Why is it that almost every time I travel, I can get a significantly better price than what’s offered on a hotel, rental car and, in some cases, airline Web site?

Just happened again today as I set hotel, air and car reservations for a San Diego and a San Francisco trip. I calculate that a little bit of social engineering on the phone saved me $400 in cumulative expenditures. Yes….$400!

This was done by bypassing the Web applications and going directly to the reservation agent. In one case I went directly to the hotel. I’ve been doing this for years and it works again and again and again.

So what’s clear to me as a voracious user of Web applications is that with a little bit of effort, I can always get a better price. The purveyors of these Web sites are teaching me (and my bride…who is a master at getting a better price) that a little bit of effort — and a direct human connection to an expensive customer service person — will save me money. (Note: it’s not just travel sites….I do the same thing with ecommerce sites in general and get stuff tossed in to the deal often).

Again….they’re teaching, instructing and rewarding me to cajole, ask, plead, tell sob stories, and call back again to “see if there is a better deal”.  It makes me wonder if all these companies really know that they’re essentially helping me drive down their gross margins by increasing their costs and reducing their top-line revenue.

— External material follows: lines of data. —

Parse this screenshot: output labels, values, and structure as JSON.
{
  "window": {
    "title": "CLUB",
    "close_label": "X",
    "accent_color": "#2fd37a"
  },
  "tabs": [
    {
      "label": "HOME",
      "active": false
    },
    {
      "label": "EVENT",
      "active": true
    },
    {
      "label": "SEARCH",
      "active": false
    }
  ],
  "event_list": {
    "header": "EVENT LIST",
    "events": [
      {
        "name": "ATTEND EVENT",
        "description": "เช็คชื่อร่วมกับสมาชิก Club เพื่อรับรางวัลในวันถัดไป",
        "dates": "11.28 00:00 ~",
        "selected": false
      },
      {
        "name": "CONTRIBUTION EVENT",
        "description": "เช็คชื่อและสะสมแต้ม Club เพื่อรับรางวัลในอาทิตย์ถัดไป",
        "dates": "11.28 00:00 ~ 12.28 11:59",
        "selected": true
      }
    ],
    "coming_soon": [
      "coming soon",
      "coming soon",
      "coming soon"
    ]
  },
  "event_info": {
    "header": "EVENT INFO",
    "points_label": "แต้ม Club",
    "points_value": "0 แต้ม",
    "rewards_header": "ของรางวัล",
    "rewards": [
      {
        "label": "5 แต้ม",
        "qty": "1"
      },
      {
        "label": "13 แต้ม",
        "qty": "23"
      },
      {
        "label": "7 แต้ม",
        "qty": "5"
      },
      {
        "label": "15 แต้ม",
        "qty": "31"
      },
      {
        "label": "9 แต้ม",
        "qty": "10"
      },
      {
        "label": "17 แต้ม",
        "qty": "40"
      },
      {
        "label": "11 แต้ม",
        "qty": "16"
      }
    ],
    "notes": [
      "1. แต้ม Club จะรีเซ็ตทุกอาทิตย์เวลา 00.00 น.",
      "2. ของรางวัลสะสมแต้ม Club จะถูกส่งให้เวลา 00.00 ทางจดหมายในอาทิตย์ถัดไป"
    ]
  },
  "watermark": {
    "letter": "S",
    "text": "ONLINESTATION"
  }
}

I suspect this is due to a reluctance on the part of these companies to expose too much in the way of their best deals online so that competitors could easily harvest their site and thus match or better them on price. But in the end, they’re ensuring their customers (and their best ones at that) learn to hammer on them to uncover those good deals. Gotta be a better way.